In the wake of all this new material and these new revelations, Mitchell and Trawny's collection proves to be a valuable addition to Heidegger scholarship -- but it is merely a first step in terms of the work still ahead of us concerning Heidegger's thinking and its viability in the current philosophical moment. Finally, we are forced here to confront all of our lurking suspicions about what Derrida once termed Heidegger's "terrible silence." It is in terms of that silence that we are brought to speak about the unspeakability of what Heidegger articulates in his notebooks. In addressing these questions, however, I would argue that a critical gaze needs to be directed at our own way of proceeding as much as it does at Heidegger's.
 Jean-Luc Nancy, The Banality of Heidegger (Fordham University Press, 2017), 27.
 Walter Homolka and Arnulf Heidegger, eds., Heidegger und Antisemitismus: Positionen im Widerstreit (Herder, 2016), 29-30, 33. We find similar exchanges in Heidegger's letters to his wife Elfride.
 Peter Trawny, Heidegger and the Myth of the Jewish World Conspiracy (University of Chicago Press, 2015), 44.
 Martin Heidegger, Überlegungen XII-XV (Frankfurt: Klostermann, 2014), Gesamtausgabe 96:243.
 Martin Heidegger, Geschichte des Seyns (Frankfurt: Klostermann, 2012), Gesamtausgabe 69: 36-39.
 As a classical example, cf. Heidegger's friend Heinrich W. Petzet, Encounters and Dialogues with Martin Heidegger, 1929-1976 (Chicago: University of Chicago Press, 1993), 34-35.
 Emmanuel Faye, Heidegger: The Introduction of Nazism into Philosophy (New Haven: Yale University Press, 2009), 319-321.
 Peter Trawny, "Heidegger and the Shoah" in: Reading Heidegger's Black Notebooks, 1931-1941, eds.
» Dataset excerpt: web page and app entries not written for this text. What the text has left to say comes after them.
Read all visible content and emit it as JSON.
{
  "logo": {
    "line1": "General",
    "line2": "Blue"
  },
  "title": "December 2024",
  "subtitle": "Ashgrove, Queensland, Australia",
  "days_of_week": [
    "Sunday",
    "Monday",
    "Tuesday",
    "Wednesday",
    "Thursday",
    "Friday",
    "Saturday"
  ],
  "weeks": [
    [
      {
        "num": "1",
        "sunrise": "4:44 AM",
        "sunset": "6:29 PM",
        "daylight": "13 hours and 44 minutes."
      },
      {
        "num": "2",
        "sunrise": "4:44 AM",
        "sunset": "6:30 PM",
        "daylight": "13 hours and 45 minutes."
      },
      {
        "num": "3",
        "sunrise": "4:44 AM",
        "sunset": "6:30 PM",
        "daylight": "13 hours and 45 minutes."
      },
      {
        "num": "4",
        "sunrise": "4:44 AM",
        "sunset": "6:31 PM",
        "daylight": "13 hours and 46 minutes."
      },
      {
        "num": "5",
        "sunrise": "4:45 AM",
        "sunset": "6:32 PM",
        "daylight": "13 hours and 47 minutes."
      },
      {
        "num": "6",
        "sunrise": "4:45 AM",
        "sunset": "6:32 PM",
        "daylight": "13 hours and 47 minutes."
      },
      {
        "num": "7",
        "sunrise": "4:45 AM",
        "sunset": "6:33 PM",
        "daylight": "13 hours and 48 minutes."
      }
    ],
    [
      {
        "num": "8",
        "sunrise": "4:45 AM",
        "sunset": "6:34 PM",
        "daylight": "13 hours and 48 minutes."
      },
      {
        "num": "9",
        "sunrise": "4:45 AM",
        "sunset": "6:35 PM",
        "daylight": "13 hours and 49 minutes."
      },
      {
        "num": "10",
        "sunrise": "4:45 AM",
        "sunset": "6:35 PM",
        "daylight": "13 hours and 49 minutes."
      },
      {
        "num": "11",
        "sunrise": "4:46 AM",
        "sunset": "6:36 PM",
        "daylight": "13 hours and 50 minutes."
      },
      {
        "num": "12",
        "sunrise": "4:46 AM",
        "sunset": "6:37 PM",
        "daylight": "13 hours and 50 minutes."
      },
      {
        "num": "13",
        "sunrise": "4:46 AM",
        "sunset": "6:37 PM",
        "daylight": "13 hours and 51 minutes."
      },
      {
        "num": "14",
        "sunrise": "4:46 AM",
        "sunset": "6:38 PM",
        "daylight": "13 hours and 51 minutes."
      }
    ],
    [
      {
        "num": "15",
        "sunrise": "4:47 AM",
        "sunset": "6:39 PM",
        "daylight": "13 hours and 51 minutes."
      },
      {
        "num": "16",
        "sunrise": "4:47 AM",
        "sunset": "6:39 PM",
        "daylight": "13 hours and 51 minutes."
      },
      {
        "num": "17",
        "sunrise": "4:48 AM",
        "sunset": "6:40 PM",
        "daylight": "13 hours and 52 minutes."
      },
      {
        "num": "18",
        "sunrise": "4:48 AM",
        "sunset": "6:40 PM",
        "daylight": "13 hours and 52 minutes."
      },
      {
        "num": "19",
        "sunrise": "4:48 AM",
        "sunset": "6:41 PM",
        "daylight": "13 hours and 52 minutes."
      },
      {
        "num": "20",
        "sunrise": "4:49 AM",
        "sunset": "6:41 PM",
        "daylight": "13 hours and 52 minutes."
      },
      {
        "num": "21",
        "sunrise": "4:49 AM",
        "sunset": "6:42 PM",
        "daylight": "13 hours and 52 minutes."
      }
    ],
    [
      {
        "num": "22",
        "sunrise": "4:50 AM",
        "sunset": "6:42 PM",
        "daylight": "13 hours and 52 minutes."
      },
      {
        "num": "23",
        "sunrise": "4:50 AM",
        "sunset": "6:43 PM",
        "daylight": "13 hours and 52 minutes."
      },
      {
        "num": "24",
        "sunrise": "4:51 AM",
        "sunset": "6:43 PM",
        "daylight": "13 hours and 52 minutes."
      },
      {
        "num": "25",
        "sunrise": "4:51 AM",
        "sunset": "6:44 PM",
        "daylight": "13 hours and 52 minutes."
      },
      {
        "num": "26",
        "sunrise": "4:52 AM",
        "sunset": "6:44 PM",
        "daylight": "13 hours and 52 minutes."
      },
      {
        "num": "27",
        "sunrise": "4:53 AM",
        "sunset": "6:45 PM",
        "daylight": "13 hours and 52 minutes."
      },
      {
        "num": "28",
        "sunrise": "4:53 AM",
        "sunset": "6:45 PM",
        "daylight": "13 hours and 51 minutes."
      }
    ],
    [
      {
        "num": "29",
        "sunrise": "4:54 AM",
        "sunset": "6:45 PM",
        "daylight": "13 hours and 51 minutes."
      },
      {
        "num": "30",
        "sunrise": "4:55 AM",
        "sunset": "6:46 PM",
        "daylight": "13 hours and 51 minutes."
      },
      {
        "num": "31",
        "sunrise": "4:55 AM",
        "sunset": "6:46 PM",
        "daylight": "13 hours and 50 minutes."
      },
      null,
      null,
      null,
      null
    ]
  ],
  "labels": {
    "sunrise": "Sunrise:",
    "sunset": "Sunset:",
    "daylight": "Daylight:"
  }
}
Ingo Farin and Jeff Malpas (Cambridge: MIT Press, 2016), 169-179.
 Martin Heidegger, Anmerkungen I-IV (Frankfurt: Klostermann, 2015), Gesamtausgabe 97:250. In a letter to his brother Fritz from July 23, 1945, Heidegger writes concerning the French occupation of Freiburg: "Everything is bad and worse than under the Nazis" W. Homolka & A. Heidegger, eds., Heidegger und Antisemitismus, 127.
 Martin Heidegger, Überlegungen II-VI (Frankfurt: Klostermann, 2014), Gesamtausgabe 94:27.